 … it is such a standard image, no?  Beltane being about the God and Goddess having sex or marrying.  She in her long hair and coy long-legged femininity.  He always tall, muscular, strong, looking conventionally masculine, holding her a loving embrace.  I too attended rituals celebrating their happy union.  And at midsummer, they stood together, a couple with their child, born from their Beltane coupling.  Like you, I heard this described as fertility.  And it did seem logical.

beltane grumbles: a straight perspective regarding the inclusion of different sexual-preferences in the celebration of Beltaine, and how the focus on sexual fertility might not be suitable for all practitioners

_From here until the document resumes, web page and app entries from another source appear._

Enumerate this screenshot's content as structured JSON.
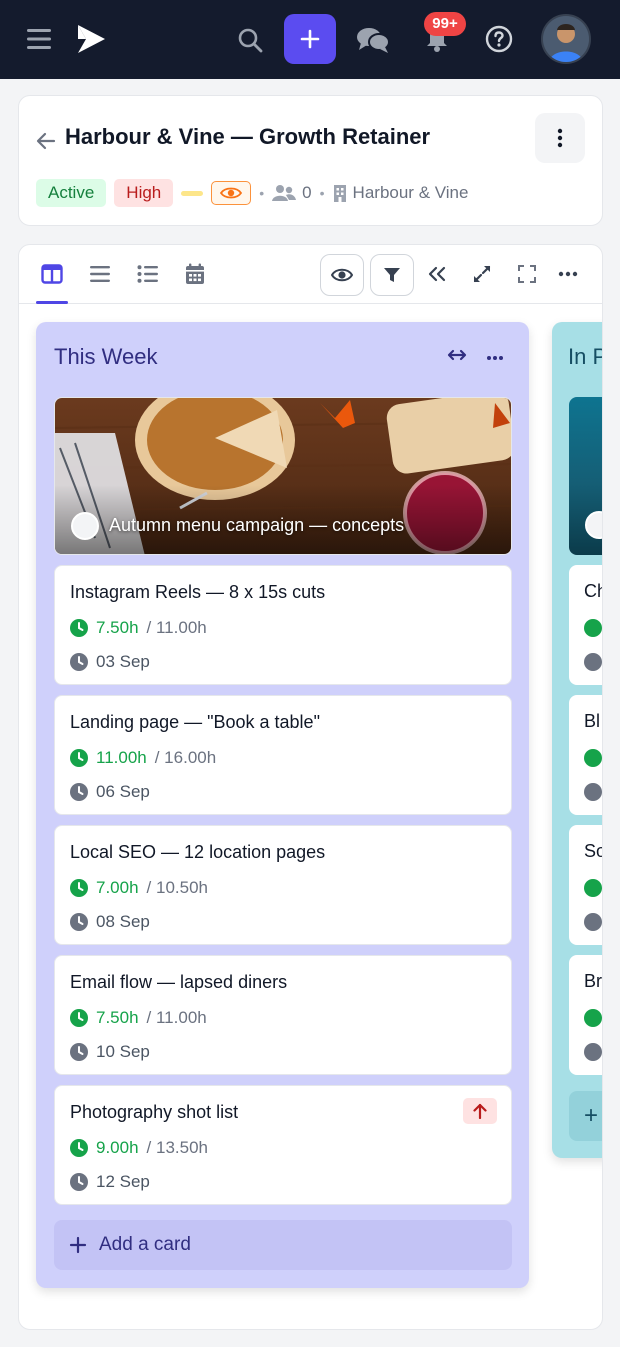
{
  "nav": {
    "notifications_badge": "99+",
    "icons": [
      "menu-icon",
      "logo-icon",
      "search-icon",
      "plus-icon",
      "chat-icon",
      "bell-icon",
      "help-icon"
    ]
  },
  "project": {
    "title": "Harbour & Vine — Growth Retainer",
    "status": "Active",
    "priority": "High",
    "members_count": "0",
    "client": "Harbour & Vine",
    "colors": {
      "status_bg": "#dcfce7",
      "status_text": "#15803d",
      "priority_bg": "#fee2e2",
      "priority_text": "#b91c1c"
    }
  },
  "toolbar": {
    "views": [
      "board-view-icon",
      "lines-view-icon",
      "list-view-icon",
      "calendar-view-icon"
    ],
    "active_view": "board",
    "actions": [
      "eye-icon",
      "filter-icon",
      "collapse-icon",
      "expand-icon",
      "fullscreen-icon",
      "more-icon"
    ]
  },
  "columns": [
    {
      "title": "This Week",
      "color": "#cfd0fb",
      "cover_card": {
        "title": "Autumn menu campaign — concepts"
      },
      "cards": [
        {
          "title": "Instagram Reels — 8 x 15s cuts",
          "logged": "7.50h",
          "estimate": "/ 11.00h",
          "due": "03 Sep"
        },
        {
          "title": "Landing page — \"Book a table\"",
          "logged": "11.00h",
          "estimate": "/ 16.00h",
          "due": "06 Sep"
        },
        {
          "title": "Local SEO — 12 location pages",
          "logged": "7.00h",
          "estimate": "/ 10.50h",
          "due": "08 Sep"
        },
        {
          "title": "Email flow — lapsed diners",
          "logged": "7.50h",
          "estimate": "/ 11.00h",
          "due": "10 Sep"
        },
        {
          "title": "Photography shot list",
          "logged": "9.00h",
          "estimate": "/ 13.50h",
          "due": "12 Sep",
          "priority": "high"
        }
      ],
      "add_card_label": "Add a card"
    },
    {
      "title": "In P",
      "color": "#a7dfe6",
      "cards": [
        {
          "title": "Ch"
        },
        {
          "title": "Bl"
        },
        {
          "title": "So"
        },
        {
          "title": "Br"
        }
      ],
      "add_card_label": "+"
    }
  ]
}
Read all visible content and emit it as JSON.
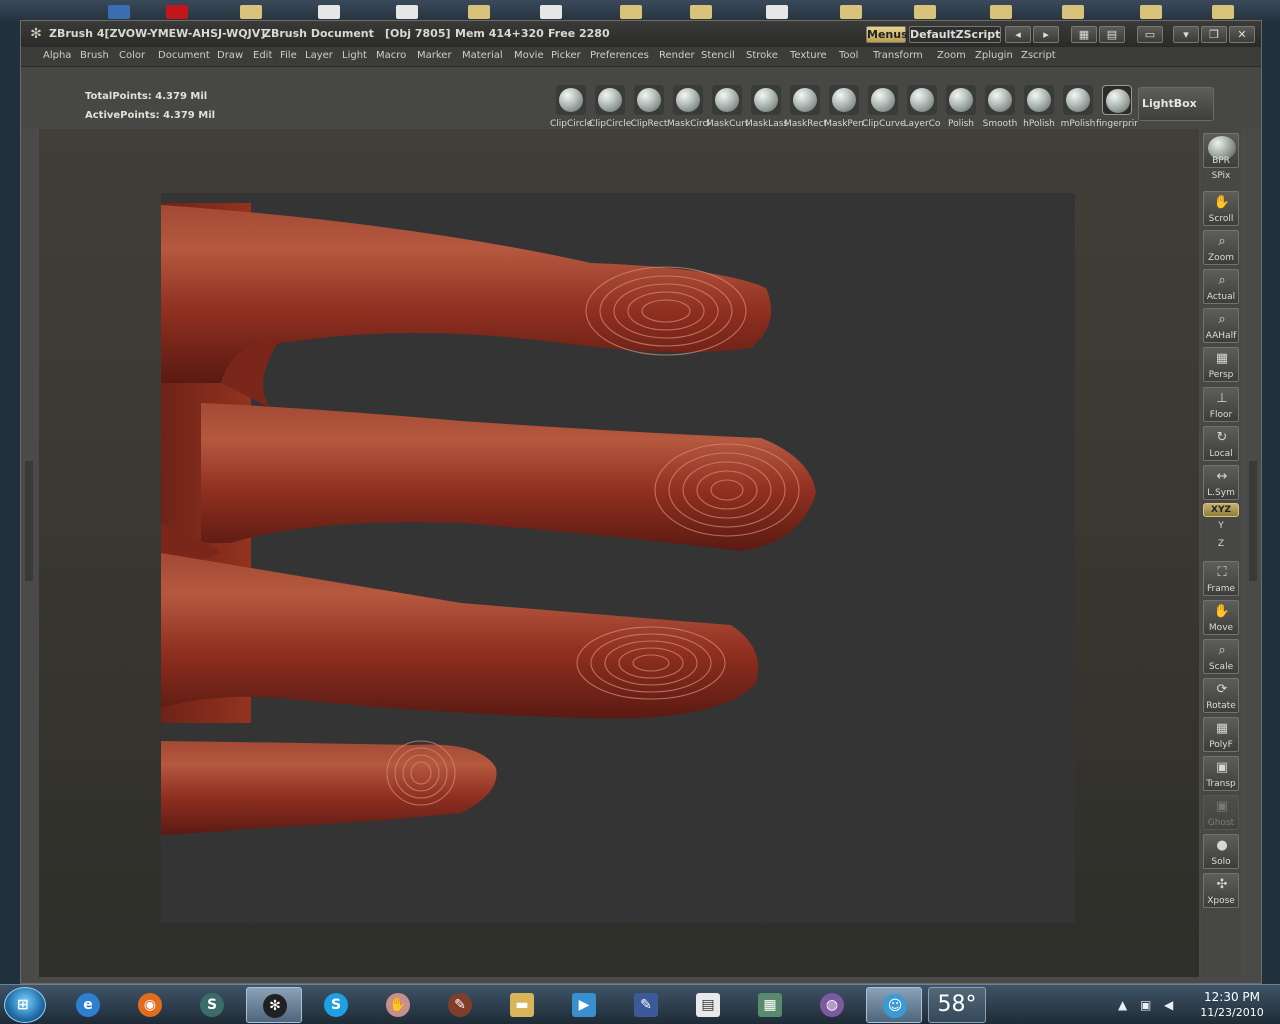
{
  "window": {
    "app_title": "ZBrush 4[ZVOW-YMEW-AHSJ-WQJV]",
    "document_title": "ZBrush Document",
    "obj_info": "[Obj 7805]",
    "mem_info": "Mem 414+320",
    "free_info": "Free 2280",
    "menus_label": "Menus",
    "script_label": "DefaultZScript"
  },
  "menubar": [
    "Alpha",
    "Brush",
    "Color",
    "Document",
    "Draw",
    "Edit",
    "File",
    "Layer",
    "Light",
    "Macro",
    "Marker",
    "Material",
    "Movie",
    "Picker",
    "Preferences",
    "Render",
    "Stencil",
    "Stroke",
    "Texture",
    "Tool",
    "Transform",
    "Zoom",
    "Zplugin",
    "Zscript"
  ],
  "stats": {
    "total_points": "TotalPoints: 4.379 Mil",
    "active_points": "ActivePoints: 4.379 Mil"
  },
  "brushes": [
    "ClipCircle",
    "ClipCircleCenter",
    "ClipRect",
    "MaskCircle",
    "MaskCurve",
    "MaskLasso",
    "MaskRect",
    "MaskPen",
    "ClipCurve",
    "LayerCo",
    "Polish",
    "Smooth",
    "hPolish",
    "mPolish",
    "fingerprint"
  ],
  "lightbox_label": "LightBox",
  "rightbar": {
    "bpr": "BPR",
    "spix": "SPix",
    "scroll": "Scroll",
    "zoom": "Zoom",
    "actual": "Actual",
    "aahalf": "AAHalf",
    "persp": "Persp",
    "floor": "Floor",
    "local": "Local",
    "lsym": "L.Sym",
    "xyz": "XYZ",
    "y": "Y",
    "z": "Z",
    "frame": "Frame",
    "move": "Move",
    "scale": "Scale",
    "rotate": "Rotate",
    "polyf": "PolyF",
    "transp": "Transp",
    "ghost": "Ghost",
    "solo": "Solo",
    "xpose": "Xpose"
  },
  "taskbar": {
    "temperature": "58°",
    "time": "12:30 PM",
    "date": "11/23/2010"
  },
  "colors": {
    "skin": "#8e2e20",
    "skin_highlight": "#b4573f",
    "viewport_bg": "#343434",
    "accent_gold": "#c7b36e"
  }
}
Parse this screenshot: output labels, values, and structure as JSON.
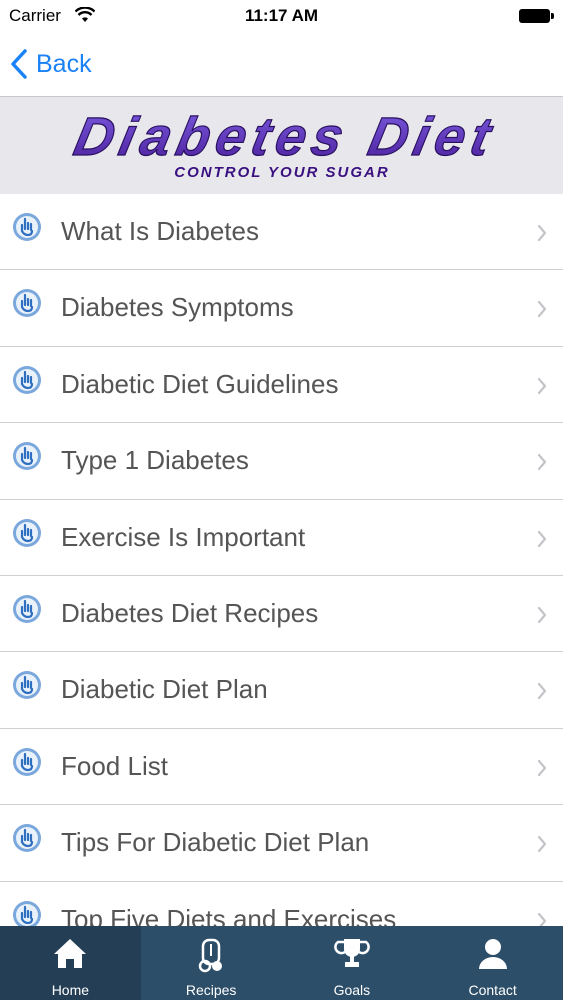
{
  "status_bar": {
    "carrier": "Carrier",
    "time": "11:17 AM"
  },
  "nav": {
    "back_label": "Back"
  },
  "banner": {
    "title": "Diabetes Diet",
    "subtitle": "CONTROL YOUR SUGAR"
  },
  "menu": {
    "items": [
      {
        "label": "What Is Diabetes"
      },
      {
        "label": "Diabetes Symptoms"
      },
      {
        "label": "Diabetic Diet Guidelines"
      },
      {
        "label": "Type 1 Diabetes"
      },
      {
        "label": "Exercise Is Important"
      },
      {
        "label": "Diabetes Diet Recipes"
      },
      {
        "label": "Diabetic Diet Plan"
      },
      {
        "label": "Food List"
      },
      {
        "label": "Tips For Diabetic Diet Plan"
      },
      {
        "label": "Top Five Diets and Exercises"
      }
    ]
  },
  "tabs": [
    {
      "label": "Home",
      "icon": "home-icon",
      "active": true
    },
    {
      "label": "Recipes",
      "icon": "recipes-icon",
      "active": false
    },
    {
      "label": "Goals",
      "icon": "trophy-icon",
      "active": false
    },
    {
      "label": "Contact",
      "icon": "contact-icon",
      "active": false
    }
  ],
  "colors": {
    "accent": "#1a82f6",
    "tab_bar": "#2d4e68",
    "tab_active": "#243f55",
    "banner_purple": "#5b2fb0"
  }
}
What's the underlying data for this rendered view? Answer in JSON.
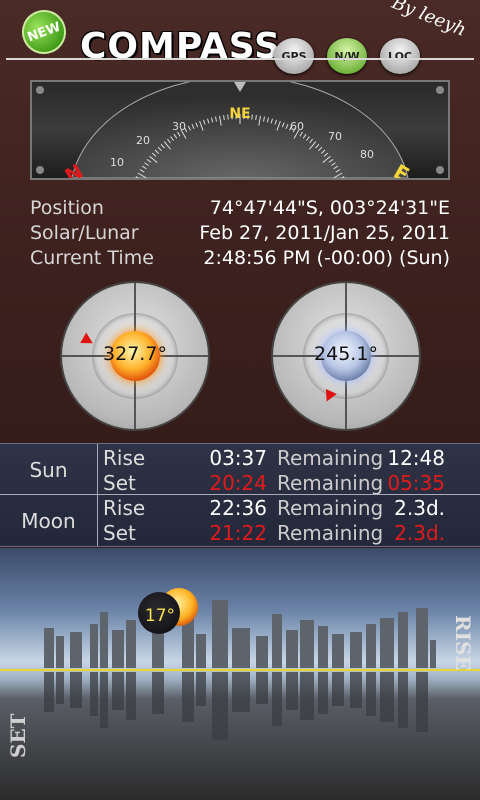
{
  "app": {
    "title": "COMPASS",
    "badge": "NEW",
    "signature": "By leeyh"
  },
  "toolbar": {
    "gps_label": "GPS",
    "nw_label": "N/W",
    "loc_label": "LOC"
  },
  "compass": {
    "heading_label": "NE",
    "tick_labels": [
      "10",
      "20",
      "30",
      "60",
      "70",
      "80"
    ],
    "left_letter": "N",
    "right_letter": "E"
  },
  "info": {
    "position_label": "Position",
    "position_value": "74°47'44\"S, 003°24'31\"E",
    "solar_lunar_label": "Solar/Lunar",
    "solar_lunar_value": "Feb 27, 2011/Jan 25, 2011",
    "time_label": "Current Time",
    "time_value": "2:48:56 PM (-00:00) (Sun)"
  },
  "gauges": {
    "sun_azimuth": "327.7°",
    "moon_azimuth": "245.1°"
  },
  "times": {
    "sun": {
      "name": "Sun",
      "rise_label": "Rise",
      "rise_time": "03:37",
      "rise_remaining_label": "Remaining",
      "rise_remaining": "12:48",
      "set_label": "Set",
      "set_time": "20:24",
      "set_remaining_label": "Remaining",
      "set_remaining": "05:35"
    },
    "moon": {
      "name": "Moon",
      "rise_label": "Rise",
      "rise_time": "22:36",
      "rise_remaining_label": "Remaining",
      "rise_remaining": "2.3d.",
      "set_label": "Set",
      "set_time": "21:22",
      "set_remaining_label": "Remaining",
      "set_remaining": "2.3d."
    }
  },
  "scene": {
    "temperature": "17°",
    "set_label": "SET",
    "rise_label": "RISE"
  },
  "colors": {
    "accent_red": "#e21a1a",
    "horizon": "#e8d62a",
    "heading_yellow": "#f3d53a"
  }
}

 … this is the time of year that the union of male and female secures the continuing fertility of the world.  Unfortunately for harmony of intent in ritual, I find that all a bit awkward on a personal level.  Circumstances rarely combine to getting jiggy on that particular day, for me at least, and I’ve never desired children, so I’m more than just ambiguous about personal fertility, it’s actually something I desperately hope to avoid; rituals and folklore customs about conceiving offspring give me the heebie-jeebies.

I also have to wonder about gay pagans.  Now, I find part of the appeal of neopaganism and modern Wicca is that it’s aligned with modern politics; I don’t find I’m torn between 21st century values and religious dogma.  You’ll be sorry to hear that, despite this, there can be just as much homophobic attitude amongst pagans as any other faith.  At one Beltane Bash, I chatted with chap who declared “Paganism is about fertility; how can you have gay pagans?” I’m going to make my stand again that paganism is not just about the earth and fertility rites.  Besides, if homosexuality was good enough for the Greek gods — Zeus and Ganymede for example — who are we to argue?

queering beltane: another explanation for the right of gay pagans to find their place in the Beltane celebration, and how one can interpret the symbolism and significance of the festival in a sensual way

For those of you that may not be familiar, Beltane is the celebration that occurs at the end of April between the Spring equinox and Summer solstice.  To Wiccans, Beltane marks the consummation of the sacred marriage between the Goddess and the God.  It is often a celebration of fertility and during ancient times, the celebration of Beltane focused on the creating fertile crops and livestock.

For a lot of modern Pagans, Beltane has become a celebration of sexuality.  While this is fine, it can sometimes be problematic for the GLBT community.  On the one hand, some groups have used Beltane’s original associations with fertility to make it largely about straight sex.  On the other, I’ve known gay Pagans that used Beltane to justify objectification and sex simply for sex’s sake.